RLGT’s credit revolver is $20m, maturing November 2013, and as of end of August there is $9.6m available. The terms of credit flex between LIBOR +1.75% and LIBOR+3% depending on RLGT’s performance relative to financial covenants.
In December 2011 the company issued $10m of senior subordinated notes maturing Dec 2016 to Caltius Partners at a cost of 13.5%. This is clearly a very expensive form of capital and I hope that this doesn’t happen again!
In May 2012 the company filed a shelf registration to sell any combination of stock, preferred stock or debt totalling $75m. Then, on 21st November the company announced a share buyback of up to 3 million shares (9% of shares in issue) from cash flow and the revolving credit facility. A word of caution – it is possible that only 1m of shares can be repurchased before they would be breaching lending restrictions.

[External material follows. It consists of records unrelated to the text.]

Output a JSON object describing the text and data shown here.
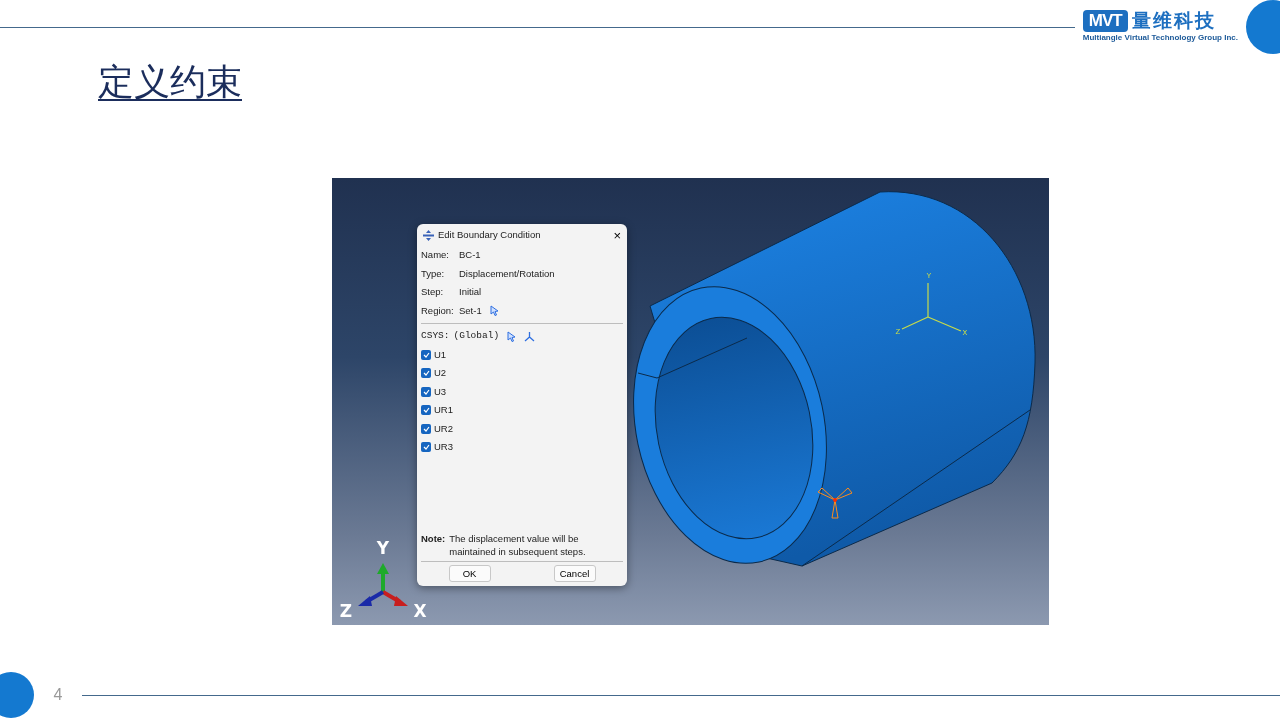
{
  "header": {
    "logo_mark": "MVT",
    "logo_name": "量维科技",
    "logo_tagline": "Multiangle Virtual Technology Group Inc."
  },
  "title": "定义约束",
  "viewport": {
    "dialog": {
      "title": "Edit Boundary Condition",
      "close": "×",
      "fields": [
        {
          "label": "Name:",
          "value": "BC-1",
          "kind": "text"
        },
        {
          "label": "Type:",
          "value": "Displacement/Rotation",
          "kind": "text"
        },
        {
          "label": "Step:",
          "value": "Initial",
          "kind": "text"
        },
        {
          "label": "Region:",
          "value": "Set-1",
          "kind": "picker"
        }
      ],
      "csys": {
        "label": "CSYS:",
        "value": "(Global)"
      },
      "dofs": [
        {
          "label": "U1",
          "checked": true
        },
        {
          "label": "U2",
          "checked": true
        },
        {
          "label": "U3",
          "checked": true
        },
        {
          "label": "UR1",
          "checked": true
        },
        {
          "label": "UR2",
          "checked": true
        },
        {
          "label": "UR3",
          "checked": true
        }
      ],
      "note": {
        "label": "Note:",
        "text": "The displacement value will be maintained in subsequent steps."
      },
      "buttons": [
        "OK",
        "Cancel"
      ]
    },
    "model_triad": {
      "y": "Y",
      "z": "Z",
      "x": "X"
    },
    "view_triad": {
      "y": "Y",
      "z": "Z",
      "x": "X"
    }
  },
  "page_number": "4"
}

- The CEO was involved in a previous company which exploded under a mountain of debt “Stonepath”. Whilst I am not entirely familiar with the situation, analysts I respect such as Torin and Ryan are quite confident that he is a more chastened executive as a result.
- Should they need growth capital it may prove expensive as did the Caltius Partners’ notes in 2011 – 13.5% is not a sustainable WACC!
- Related party transactions with Radiant Capital Partners a company owned 60/40 between the CEO and the company although this risk is largely ameliorated by his very large equity position in the company itself. (see Above Average Odds comments for in-depth discussion of this)
- Deterioration of relationship with Independent Agents. Just as they have poached agents from other 3PL networks there is a risk that someone else’s value proposition is more appealing/lucrative and as a consequence – agents may leave (I am not aware of any instance of this happening).
- Aviation and Transportation Risks regarding terrorism and fuel costs.
- Security concerns – they are responsible for valuable/sensitive cargo.
- Cross-border laws – breaches are subject to fines – this can be a complex area.